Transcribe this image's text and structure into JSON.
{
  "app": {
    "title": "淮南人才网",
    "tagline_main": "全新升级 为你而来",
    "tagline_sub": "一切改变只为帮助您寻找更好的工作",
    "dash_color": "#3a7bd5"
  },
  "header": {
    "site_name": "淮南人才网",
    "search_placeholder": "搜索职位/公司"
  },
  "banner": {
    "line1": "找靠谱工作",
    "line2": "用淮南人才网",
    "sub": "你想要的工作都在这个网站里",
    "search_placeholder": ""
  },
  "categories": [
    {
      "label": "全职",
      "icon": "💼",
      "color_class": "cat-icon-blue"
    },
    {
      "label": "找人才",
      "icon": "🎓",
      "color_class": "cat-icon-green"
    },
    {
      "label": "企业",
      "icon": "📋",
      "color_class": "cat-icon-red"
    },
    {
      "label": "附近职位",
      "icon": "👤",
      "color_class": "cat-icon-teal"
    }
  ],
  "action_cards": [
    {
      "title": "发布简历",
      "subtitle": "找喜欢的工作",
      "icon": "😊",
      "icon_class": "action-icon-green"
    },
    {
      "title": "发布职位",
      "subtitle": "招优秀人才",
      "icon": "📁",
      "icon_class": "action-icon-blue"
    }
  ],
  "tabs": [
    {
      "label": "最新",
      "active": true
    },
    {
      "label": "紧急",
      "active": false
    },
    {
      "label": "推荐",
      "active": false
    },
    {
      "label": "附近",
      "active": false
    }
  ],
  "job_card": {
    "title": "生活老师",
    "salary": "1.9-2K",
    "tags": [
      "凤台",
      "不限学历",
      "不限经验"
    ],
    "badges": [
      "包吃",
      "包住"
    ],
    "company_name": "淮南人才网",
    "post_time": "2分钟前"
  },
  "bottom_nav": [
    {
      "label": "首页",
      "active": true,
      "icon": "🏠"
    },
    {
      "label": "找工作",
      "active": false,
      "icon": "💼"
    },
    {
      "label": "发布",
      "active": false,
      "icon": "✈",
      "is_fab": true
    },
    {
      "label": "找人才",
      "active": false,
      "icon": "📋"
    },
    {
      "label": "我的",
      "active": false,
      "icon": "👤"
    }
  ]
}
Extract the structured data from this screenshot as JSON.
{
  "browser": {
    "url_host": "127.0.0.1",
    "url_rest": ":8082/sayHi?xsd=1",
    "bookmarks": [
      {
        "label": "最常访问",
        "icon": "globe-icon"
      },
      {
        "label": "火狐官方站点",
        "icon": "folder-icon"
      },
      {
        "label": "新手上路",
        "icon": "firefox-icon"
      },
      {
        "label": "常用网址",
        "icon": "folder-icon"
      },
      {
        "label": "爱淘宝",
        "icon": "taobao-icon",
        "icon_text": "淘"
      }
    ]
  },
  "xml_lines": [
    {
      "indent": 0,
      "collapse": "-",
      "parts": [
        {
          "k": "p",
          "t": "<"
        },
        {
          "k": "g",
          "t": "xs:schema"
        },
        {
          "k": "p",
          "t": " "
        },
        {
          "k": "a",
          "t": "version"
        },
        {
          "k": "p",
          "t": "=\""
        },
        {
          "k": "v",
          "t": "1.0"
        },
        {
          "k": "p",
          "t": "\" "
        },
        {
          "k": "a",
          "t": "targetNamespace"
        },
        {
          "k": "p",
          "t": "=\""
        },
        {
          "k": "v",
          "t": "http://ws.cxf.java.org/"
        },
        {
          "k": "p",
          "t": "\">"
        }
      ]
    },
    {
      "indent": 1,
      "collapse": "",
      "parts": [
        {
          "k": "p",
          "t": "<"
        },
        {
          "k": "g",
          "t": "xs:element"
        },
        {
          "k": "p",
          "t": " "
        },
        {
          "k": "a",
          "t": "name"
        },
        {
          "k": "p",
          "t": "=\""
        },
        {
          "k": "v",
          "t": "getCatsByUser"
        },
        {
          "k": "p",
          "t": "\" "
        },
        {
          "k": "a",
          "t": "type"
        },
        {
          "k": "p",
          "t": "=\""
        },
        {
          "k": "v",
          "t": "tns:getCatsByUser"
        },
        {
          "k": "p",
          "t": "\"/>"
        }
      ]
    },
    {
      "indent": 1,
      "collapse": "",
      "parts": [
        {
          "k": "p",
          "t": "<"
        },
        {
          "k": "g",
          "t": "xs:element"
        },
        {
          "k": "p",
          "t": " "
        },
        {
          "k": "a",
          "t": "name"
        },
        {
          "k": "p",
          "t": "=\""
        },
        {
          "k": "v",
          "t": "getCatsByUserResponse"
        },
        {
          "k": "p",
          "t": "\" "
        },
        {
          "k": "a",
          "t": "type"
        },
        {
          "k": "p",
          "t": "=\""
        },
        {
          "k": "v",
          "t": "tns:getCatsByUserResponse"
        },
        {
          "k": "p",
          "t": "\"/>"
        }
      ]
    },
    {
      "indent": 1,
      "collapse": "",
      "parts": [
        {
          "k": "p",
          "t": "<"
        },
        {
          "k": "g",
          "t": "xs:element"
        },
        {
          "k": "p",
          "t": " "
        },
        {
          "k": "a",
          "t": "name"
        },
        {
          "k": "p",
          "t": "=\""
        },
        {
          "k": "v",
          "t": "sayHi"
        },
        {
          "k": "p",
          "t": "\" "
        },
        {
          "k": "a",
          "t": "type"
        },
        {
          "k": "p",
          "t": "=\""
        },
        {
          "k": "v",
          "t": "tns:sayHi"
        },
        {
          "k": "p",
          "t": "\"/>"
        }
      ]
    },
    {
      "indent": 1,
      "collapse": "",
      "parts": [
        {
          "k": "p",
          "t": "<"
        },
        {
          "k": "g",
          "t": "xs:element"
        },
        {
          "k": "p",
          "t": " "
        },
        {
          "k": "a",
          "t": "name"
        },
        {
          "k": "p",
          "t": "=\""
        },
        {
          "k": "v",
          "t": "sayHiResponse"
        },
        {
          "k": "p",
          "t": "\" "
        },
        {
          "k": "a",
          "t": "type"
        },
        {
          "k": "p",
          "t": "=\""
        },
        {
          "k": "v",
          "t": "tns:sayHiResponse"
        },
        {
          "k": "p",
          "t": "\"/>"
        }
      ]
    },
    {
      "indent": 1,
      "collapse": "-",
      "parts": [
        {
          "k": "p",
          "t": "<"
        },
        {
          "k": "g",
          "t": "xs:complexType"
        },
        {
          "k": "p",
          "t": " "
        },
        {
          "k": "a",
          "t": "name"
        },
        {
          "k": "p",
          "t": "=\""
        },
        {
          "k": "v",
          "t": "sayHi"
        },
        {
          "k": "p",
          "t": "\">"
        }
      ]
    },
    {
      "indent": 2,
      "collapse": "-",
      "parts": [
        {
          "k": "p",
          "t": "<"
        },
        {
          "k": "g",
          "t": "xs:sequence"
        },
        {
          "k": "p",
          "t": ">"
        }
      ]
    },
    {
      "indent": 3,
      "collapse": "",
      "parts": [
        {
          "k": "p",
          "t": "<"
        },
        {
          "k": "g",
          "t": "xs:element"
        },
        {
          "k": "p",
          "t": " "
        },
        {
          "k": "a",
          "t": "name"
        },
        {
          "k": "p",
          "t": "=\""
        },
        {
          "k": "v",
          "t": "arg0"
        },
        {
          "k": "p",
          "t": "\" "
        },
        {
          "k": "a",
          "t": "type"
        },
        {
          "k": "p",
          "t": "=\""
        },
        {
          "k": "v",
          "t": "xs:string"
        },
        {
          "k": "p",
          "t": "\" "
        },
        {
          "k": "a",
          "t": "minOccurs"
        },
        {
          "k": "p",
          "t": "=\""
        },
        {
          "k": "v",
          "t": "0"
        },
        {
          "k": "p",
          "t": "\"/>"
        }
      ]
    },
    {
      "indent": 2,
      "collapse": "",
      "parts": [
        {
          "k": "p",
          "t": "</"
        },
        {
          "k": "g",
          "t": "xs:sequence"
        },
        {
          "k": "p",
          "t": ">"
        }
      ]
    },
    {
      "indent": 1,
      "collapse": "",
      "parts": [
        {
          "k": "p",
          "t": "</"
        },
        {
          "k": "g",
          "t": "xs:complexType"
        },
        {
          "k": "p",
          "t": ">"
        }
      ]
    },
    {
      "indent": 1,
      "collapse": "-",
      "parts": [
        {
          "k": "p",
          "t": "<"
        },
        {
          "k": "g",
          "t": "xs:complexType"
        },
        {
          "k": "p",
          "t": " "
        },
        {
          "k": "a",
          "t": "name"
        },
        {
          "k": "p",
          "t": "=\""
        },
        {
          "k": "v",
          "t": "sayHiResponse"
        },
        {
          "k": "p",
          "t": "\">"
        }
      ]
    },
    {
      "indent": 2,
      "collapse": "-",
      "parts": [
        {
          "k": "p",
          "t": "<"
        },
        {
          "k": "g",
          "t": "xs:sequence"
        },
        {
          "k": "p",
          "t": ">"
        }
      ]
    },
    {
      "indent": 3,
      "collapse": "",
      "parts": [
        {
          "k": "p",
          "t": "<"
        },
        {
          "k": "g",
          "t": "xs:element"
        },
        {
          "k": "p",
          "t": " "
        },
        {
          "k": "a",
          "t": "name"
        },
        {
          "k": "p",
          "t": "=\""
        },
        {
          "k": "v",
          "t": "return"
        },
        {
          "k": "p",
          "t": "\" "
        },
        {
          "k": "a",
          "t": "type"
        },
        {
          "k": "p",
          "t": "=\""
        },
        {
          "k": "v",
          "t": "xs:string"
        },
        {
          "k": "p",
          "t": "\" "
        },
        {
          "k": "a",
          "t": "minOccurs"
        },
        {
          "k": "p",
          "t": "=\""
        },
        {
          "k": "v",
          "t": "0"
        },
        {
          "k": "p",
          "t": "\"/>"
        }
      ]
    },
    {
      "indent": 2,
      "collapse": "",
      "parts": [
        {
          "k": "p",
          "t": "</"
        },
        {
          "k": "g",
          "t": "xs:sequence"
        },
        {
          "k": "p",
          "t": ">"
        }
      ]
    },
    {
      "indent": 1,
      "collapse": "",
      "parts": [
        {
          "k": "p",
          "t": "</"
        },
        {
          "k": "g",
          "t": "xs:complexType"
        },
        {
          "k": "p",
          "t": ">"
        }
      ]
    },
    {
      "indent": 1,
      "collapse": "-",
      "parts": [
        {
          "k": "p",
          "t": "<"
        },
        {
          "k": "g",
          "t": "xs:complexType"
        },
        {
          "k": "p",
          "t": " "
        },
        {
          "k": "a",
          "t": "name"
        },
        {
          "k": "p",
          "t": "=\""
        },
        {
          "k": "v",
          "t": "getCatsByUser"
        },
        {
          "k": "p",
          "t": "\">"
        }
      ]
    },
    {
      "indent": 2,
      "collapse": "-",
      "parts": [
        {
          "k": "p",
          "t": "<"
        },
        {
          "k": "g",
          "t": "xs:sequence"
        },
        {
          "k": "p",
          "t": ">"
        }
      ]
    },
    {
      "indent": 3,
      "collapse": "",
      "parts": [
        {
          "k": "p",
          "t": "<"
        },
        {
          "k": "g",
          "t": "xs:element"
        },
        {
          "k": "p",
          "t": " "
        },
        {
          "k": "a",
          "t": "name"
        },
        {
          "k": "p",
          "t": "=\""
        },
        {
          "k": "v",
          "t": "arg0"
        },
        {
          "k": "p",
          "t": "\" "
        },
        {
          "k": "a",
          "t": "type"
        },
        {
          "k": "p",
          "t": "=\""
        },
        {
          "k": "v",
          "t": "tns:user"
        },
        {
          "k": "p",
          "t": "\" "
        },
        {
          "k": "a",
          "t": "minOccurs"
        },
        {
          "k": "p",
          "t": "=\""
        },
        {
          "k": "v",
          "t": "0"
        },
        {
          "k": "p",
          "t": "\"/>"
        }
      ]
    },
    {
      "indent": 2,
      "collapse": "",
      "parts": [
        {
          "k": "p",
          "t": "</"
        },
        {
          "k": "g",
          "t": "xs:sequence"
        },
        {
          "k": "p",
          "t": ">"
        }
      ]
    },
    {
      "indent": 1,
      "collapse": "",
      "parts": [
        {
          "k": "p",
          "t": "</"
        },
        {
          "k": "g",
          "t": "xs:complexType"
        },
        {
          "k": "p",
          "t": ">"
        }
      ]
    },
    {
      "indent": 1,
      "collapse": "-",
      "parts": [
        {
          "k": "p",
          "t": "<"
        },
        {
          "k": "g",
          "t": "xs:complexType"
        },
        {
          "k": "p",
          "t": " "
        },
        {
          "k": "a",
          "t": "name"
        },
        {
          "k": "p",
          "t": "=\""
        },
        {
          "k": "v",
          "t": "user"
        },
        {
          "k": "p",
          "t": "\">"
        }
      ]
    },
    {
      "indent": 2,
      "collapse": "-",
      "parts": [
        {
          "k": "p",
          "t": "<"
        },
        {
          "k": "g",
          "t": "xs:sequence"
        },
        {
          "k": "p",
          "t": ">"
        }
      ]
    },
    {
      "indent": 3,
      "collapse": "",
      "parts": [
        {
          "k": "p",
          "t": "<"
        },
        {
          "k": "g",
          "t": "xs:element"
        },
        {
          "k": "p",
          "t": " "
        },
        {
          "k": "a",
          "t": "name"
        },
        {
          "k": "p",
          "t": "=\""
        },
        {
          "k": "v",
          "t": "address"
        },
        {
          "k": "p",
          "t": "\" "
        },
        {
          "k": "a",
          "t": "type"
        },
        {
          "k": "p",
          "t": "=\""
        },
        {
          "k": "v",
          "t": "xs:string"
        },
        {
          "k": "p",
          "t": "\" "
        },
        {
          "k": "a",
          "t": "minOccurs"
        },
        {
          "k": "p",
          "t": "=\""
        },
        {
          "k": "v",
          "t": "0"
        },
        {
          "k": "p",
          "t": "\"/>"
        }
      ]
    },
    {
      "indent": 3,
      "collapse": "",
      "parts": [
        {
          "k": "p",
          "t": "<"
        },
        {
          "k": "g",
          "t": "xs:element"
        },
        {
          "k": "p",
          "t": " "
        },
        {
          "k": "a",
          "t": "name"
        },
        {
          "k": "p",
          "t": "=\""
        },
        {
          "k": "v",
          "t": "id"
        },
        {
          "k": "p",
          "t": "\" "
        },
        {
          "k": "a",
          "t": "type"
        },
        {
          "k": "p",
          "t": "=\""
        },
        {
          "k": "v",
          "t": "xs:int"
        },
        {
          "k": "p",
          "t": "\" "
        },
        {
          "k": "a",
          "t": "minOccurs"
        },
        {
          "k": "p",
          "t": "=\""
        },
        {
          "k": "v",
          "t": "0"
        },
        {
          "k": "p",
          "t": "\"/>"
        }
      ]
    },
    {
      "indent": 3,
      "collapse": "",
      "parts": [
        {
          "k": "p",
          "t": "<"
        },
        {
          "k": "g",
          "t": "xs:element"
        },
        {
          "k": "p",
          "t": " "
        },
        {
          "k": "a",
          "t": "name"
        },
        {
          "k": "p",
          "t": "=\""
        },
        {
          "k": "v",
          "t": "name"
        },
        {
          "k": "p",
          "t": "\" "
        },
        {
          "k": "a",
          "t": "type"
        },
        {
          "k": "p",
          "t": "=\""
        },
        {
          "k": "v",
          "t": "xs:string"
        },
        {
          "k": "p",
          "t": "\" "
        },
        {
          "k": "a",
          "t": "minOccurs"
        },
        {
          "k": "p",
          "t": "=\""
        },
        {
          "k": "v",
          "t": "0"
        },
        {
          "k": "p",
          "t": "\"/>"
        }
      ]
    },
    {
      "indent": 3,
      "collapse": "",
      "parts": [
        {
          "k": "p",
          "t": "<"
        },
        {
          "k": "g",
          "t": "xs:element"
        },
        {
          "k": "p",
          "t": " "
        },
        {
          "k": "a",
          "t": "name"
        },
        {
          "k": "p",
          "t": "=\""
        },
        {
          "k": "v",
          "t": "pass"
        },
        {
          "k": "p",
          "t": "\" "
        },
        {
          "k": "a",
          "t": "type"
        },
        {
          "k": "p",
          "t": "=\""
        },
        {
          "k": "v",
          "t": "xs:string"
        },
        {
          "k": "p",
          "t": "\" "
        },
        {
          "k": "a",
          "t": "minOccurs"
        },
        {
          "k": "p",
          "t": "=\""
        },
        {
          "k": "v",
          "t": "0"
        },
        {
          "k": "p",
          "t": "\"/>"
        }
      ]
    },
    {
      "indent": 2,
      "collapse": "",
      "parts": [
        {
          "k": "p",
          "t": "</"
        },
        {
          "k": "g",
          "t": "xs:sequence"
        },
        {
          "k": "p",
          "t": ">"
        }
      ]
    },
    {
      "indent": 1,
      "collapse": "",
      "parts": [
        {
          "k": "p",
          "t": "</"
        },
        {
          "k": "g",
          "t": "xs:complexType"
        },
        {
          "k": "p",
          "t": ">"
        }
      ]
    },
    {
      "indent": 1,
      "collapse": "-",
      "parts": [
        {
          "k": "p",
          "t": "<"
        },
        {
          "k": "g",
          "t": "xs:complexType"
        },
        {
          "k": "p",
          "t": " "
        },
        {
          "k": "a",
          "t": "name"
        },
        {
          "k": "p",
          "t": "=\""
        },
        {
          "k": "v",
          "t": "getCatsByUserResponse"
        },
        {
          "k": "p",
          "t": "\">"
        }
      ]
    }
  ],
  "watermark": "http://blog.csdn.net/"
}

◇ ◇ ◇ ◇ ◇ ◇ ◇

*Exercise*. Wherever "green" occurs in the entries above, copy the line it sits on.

*Response below*.
      "color_class": "cat-icon-green"
      "icon_class": "action-icon-green"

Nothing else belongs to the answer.